Exercise goal
Word for word, give the data again without its pictures.

Extracted data
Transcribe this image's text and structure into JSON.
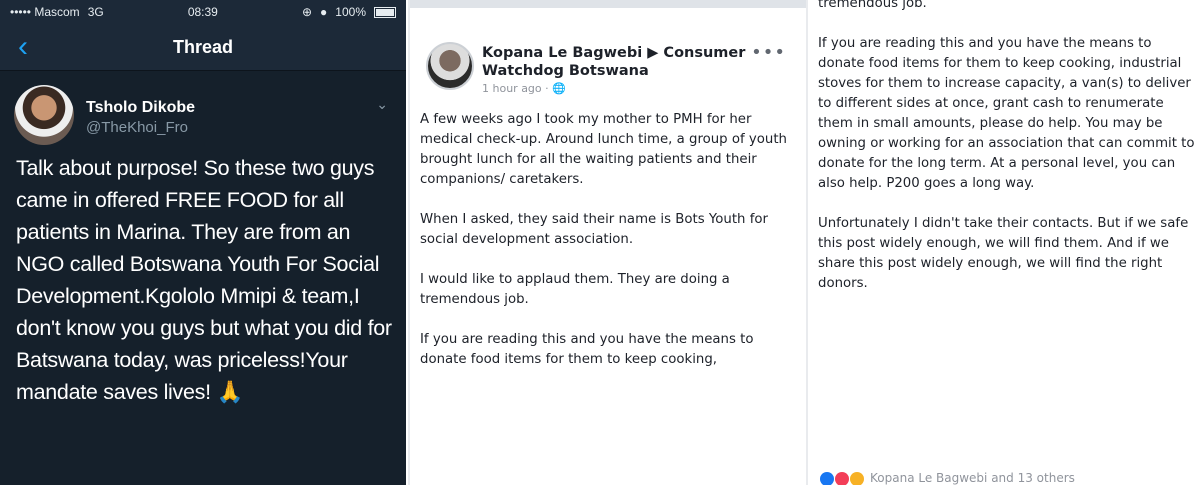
{
  "colors": {
    "twitter_bg": "#15202b",
    "twitter_blue": "#1da1f2",
    "fb_text": "#1d2129",
    "fb_meta": "#90949c"
  },
  "status_bar": {
    "carrier": "••••• Mascom",
    "network": "3G",
    "time": "08:39",
    "battery": "100%"
  },
  "thread": {
    "title": "Thread",
    "back_icon": "chevron-left-icon",
    "author_name": "Tsholo Dikobe",
    "author_handle": "@TheKhoi_Fro",
    "text": "Talk about purpose! So these two guys came in offered FREE FOOD for all patients in Marina. They are from an NGO called Botswana Youth For Social Development.Kgololo Mmipi & team,I don't know you guys but what you did for Batswana today, was priceless!Your mandate saves lives! 🙏"
  },
  "fb_post": {
    "author": "Kopana Le Bagwebi ▶ Consumer Watchdog Botswana",
    "meta": "1 hour ago · 🌐",
    "paragraphs": [
      "A few weeks ago I took my mother to PMH for her medical check-up. Around lunch time, a group of youth brought lunch for all the waiting patients and their companions/ caretakers.",
      "When I asked, they said their name is Bots Youth for social development association.",
      "I would like to applaud them. They are doing a tremendous job.",
      "If you are reading this and you have the means to donate food items for them to keep cooking,"
    ]
  },
  "fb_post_cont": {
    "paragraphs": [
      "tremendous job.",
      "If you are reading this and you have the means to donate food items for them to keep cooking, industrial stoves for them to increase capacity, a van(s) to deliver to different sides at once, grant cash to renumerate them in small amounts, please do help. You may be owning or working for an association that can commit to donate for the long term. At a personal level, you can also help. P200 goes a long way.",
      "Unfortunately I didn't take their contacts. But if we safe this post widely enough, we will find them. And if we share this post widely enough, we will find the right donors."
    ],
    "reactions_text": "Kopana Le Bagwebi and 13 others"
  }
}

Result for this task
Transcribe this image's text and structure into JSON.
{
  "colors": {
    "twitter_bg": "#15202b",
    "twitter_blue": "#1da1f2",
    "fb_text": "#1d2129",
    "fb_meta": "#90949c"
  },
  "status_bar": {
    "carrier": "••••• Mascom",
    "network": "3G",
    "time": "08:39",
    "battery": "100%"
  },
  "thread": {
    "title": "Thread",
    "back_icon": "chevron-left-icon",
    "author_name": "Tsholo Dikobe",
    "author_handle": "@TheKhoi_Fro",
    "text": "Talk about purpose! So these two guys came in offered FREE FOOD for all patients in Marina. They are from an NGO called Botswana Youth For Social Development.Kgololo Mmipi & team,I don't know you guys but what you did for Batswana today, was priceless!Your mandate saves lives! 🙏"
  },
  "fb_post": {
    "author": "Kopana Le Bagwebi ▶ Consumer Watchdog Botswana",
    "meta": "1 hour ago · 🌐",
    "paragraphs": [
      "A few weeks ago I took my mother to PMH for her medical check-up. Around lunch time, a group of youth brought lunch for all the waiting patients and their companions/ caretakers.",
      "When I asked, they said their name is Bots Youth for social development association.",
      "I would like to applaud them. They are doing a tremendous job.",
      "If you are reading this and you have the means to donate food items for them to keep cooking,"
    ]
  },
  "fb_post_cont": {
    "paragraphs": [
      "tremendous job.",
      "If you are reading this and you have the means to donate food items for them to keep cooking, industrial stoves for them to increase capacity, a van(s) to deliver to different sides at once, grant cash to renumerate them in small amounts, please do help. You may be owning or working for an association that can commit to donate for the long term. At a personal level, you can also help. P200 goes a long way.",
      "Unfortunately I didn't take their contacts. But if we safe this post widely enough, we will find them. And if we share this post widely enough, we will find the right donors."
    ],
    "reactions_text": "Kopana Le Bagwebi and 13 others"
  }
}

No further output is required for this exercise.